The politics of ‘friendship’

My father has something that I’ll probably never have, and I envy him for it: lifelong friendships. He just turned 76 and he has two friends back home in Central California — Tom and Frank — whom he met in high school.

Friends for more than 60 years. Are you kidding me?

I don’t really do the friends thing. In fact, my wife — who hails from Guadalajara, Mexico, and attracts friendships like a flower attracts bees — teases that I have no friends.

That’s not quite true. But it’s close. I have lots of acquaintances, but very few friends.

What’s the reason? Take your pick.

I moved four times in my 30s. We’re all so busy. And I work in a profession where, there are times, it seems everyone wants something from you. This sort of thing breeds distrust.

I’m also part of the first generation of spouses that goes around bragging about how we married our best friends. If your best friend is also your husband or wife, the friend bond gets overridden by the marital one.

And, to top it off, we’re all plugged into social media sites like Facebook, which cheapen the very concept of friendship. When everyone is your friend, no one is your friend.

You’ve heard it said that, while family lasts forever, friends come and go. In the film “Stand by Me,” the narrator — played by Richard Dreyfuss — offers an observation: Friends come in and out of your life like busboys in a restaurant.

You hope that a few pals stick around — through the good times and the bad. They might help you weather the setbacks, and live with the mistakes. Maybe they’ll be there when it’s time to say goodbye to loved ones.

Yet, it’s an undeniable fact of life that, throughout our days, we’re going to replace old friends with new friends, and then replace them all again. And many of them will drift away.

Still, I’ve come to realize in my later years that good and loyal friends are one of life’s greatest blessings.

In fact, you could say, the concept of friendship is so important that it’s worth defending in federal court.
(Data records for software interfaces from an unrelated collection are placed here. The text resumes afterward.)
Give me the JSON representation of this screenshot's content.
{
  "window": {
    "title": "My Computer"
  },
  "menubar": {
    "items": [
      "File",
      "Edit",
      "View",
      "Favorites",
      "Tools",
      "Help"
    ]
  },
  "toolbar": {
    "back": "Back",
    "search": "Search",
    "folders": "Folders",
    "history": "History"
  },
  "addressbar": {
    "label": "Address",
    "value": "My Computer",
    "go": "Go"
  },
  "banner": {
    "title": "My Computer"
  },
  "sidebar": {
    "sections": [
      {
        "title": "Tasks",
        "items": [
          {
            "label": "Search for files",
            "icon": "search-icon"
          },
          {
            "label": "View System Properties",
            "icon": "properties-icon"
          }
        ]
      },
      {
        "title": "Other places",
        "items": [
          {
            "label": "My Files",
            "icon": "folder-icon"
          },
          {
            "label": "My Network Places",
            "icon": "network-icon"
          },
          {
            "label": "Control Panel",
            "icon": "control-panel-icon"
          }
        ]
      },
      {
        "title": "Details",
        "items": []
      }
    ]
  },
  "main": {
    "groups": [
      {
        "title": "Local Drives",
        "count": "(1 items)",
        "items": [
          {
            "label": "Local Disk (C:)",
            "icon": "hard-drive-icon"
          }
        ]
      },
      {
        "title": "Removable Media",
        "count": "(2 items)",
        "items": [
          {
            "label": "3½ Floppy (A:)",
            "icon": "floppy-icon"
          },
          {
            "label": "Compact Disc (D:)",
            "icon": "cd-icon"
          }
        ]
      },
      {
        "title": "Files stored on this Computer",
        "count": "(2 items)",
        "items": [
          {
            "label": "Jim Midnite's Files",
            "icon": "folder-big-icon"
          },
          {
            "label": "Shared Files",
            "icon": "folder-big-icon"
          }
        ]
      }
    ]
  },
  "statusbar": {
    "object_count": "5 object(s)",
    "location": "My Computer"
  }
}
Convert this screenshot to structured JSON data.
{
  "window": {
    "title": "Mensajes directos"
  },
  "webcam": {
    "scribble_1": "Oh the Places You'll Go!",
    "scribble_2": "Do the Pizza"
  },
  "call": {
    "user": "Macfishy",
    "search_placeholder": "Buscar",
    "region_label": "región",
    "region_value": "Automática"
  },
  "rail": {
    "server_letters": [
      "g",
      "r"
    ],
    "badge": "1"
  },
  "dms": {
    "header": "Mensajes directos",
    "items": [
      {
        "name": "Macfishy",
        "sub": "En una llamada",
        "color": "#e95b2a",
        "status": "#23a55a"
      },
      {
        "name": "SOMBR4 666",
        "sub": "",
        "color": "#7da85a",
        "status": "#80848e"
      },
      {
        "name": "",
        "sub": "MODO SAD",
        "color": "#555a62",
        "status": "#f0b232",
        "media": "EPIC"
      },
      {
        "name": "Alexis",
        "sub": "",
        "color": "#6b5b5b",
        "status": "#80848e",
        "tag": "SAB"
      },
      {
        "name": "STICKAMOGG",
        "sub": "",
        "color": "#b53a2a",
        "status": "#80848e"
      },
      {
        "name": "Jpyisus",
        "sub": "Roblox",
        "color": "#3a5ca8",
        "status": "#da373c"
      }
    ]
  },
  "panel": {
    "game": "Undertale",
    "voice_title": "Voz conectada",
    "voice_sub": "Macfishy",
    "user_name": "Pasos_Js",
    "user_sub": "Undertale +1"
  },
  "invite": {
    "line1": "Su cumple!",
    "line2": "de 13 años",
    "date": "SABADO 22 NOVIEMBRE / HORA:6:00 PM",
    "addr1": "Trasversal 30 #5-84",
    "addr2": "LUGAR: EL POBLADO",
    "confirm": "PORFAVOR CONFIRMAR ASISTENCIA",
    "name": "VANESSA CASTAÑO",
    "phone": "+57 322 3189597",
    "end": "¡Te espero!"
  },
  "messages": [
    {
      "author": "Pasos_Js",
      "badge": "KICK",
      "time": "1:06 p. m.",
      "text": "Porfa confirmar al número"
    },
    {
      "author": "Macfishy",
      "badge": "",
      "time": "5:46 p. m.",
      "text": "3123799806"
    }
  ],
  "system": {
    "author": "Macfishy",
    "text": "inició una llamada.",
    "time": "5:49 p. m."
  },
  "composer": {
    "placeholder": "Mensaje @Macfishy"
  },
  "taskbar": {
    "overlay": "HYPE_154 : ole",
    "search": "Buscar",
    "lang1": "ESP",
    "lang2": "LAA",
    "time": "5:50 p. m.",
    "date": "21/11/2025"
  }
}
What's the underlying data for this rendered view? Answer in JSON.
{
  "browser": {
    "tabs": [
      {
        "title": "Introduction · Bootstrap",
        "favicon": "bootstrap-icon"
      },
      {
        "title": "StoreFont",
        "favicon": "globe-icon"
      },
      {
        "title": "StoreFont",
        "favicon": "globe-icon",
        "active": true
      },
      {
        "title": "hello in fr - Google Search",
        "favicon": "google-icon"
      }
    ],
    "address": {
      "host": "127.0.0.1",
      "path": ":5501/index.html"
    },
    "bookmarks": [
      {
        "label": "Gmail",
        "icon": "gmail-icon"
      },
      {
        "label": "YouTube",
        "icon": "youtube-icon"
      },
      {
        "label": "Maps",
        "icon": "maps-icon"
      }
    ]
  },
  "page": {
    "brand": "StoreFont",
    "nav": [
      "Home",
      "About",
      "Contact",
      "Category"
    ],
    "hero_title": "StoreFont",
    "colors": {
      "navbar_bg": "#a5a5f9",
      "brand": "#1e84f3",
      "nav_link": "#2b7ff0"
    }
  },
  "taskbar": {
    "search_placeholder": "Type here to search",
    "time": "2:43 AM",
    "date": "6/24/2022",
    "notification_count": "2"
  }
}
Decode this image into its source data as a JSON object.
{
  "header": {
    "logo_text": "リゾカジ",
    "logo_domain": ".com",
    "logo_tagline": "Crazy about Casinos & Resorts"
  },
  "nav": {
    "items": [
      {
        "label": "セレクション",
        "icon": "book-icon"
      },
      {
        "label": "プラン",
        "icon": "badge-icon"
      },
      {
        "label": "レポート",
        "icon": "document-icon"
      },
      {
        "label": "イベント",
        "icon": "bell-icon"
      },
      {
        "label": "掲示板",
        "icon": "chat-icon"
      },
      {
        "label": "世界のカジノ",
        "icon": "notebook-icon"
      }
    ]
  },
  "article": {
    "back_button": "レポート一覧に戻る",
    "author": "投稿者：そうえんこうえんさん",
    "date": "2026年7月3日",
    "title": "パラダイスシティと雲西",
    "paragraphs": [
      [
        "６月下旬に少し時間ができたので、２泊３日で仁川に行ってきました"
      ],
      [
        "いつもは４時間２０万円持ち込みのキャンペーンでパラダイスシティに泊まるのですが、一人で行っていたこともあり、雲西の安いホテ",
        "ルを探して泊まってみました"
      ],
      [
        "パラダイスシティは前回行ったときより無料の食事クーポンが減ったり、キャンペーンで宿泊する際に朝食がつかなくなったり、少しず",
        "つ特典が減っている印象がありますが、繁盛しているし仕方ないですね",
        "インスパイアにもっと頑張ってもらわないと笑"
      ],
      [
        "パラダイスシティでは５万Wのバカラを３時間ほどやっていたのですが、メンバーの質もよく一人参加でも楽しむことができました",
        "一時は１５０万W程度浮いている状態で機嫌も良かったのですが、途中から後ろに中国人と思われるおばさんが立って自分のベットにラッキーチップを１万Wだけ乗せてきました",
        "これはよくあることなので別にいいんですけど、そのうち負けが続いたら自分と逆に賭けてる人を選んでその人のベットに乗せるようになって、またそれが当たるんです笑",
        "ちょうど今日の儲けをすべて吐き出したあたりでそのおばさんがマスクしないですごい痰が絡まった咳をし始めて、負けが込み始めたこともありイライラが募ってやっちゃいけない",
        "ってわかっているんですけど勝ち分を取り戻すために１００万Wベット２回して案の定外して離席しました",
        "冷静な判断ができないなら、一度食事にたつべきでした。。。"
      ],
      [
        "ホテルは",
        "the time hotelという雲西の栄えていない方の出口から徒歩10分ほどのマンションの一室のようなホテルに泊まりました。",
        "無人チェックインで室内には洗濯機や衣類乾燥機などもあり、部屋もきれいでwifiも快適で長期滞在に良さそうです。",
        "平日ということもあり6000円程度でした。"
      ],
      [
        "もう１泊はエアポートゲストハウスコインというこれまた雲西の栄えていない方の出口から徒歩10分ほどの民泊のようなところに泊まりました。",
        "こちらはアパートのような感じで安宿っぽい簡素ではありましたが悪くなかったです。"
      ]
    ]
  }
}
Witness the recent bribery and corruption trial of Democratic Sen. Bob Menendez of New Jersey, which came to an end when U.S. District Judge William Walls declared a mistrial. Despite more than six days of deliberations, the jury declared itself deadlocked on all 18 counts against the New Jersey politician and his codefendant, Salomon Melgan. The wealthy Florida eye doctor was accused of buying political favors from Menendez with luxury vacations and campaign contributions.

In a novel roll of the dice that ultimately proved successful, the defense didn’t bother denying that favors were exchanged between the two men. But they did deny there was something nefarious going on.

Their explanation: friendship. Menendez and Melgan had been friends for more than 20 years.

Senators are people, too, the lawyers argued. And they’re allowed to have friends like the rest of us. So why can’t they do favors for those friends — as long as it’s not a direct quid pro quo in return for gifts or cash?

In the end, it seems, enough jurors bought that line of defense as offering enough of a reasonable doubt as to the men’s guilt that it deadlocked the jury and prompted the mistrial.

Menendez thanked his family and supporters, and chalked up the verdict to “New Jersey common sense.”

Not that the 63-year-old senator is totally out of the woods. At least not yet. Prosecutors could retry him, although they’d probably wind up with the same result if they did.

The Senate Ethics Committee has said it would resume an inquiry into Menendez that it started in 2012, but later deferred because of the pending criminal investigation.

And to think this whole nightmare for the New Jersey senator started not during a Republican administration, but under a Democratic president who, one would have assumed, would have been kinder and fairer to one of his own.

Still, politics can be complicated. Even as a Democrat, Menendez had long been a significant thorn in the side of the Obama administration. He spoke out against the Iran nuclear deal and — as a Cuban-American — emerged as an outspoken critic of Obama’s efforts to open diplomatic relations with Cuba. So the administration went after him tooth and nail.

But Menendez fought back against the power and strength of the federal government, armed with the only weapon he had at his disposal. It was simple and pure — and, ultimately, triumphant.

Score one for friendship.

Ruben Navarrette is a syndicated columnist with The Washington Post Writers Group, a member of the USA Today Board of Contributors, a columnist for the Daily Beast, author of “A Darker Shade of Crimson: Odyssey of a Harvard Chicano” and the host of the podcast “Navarrette Nation.”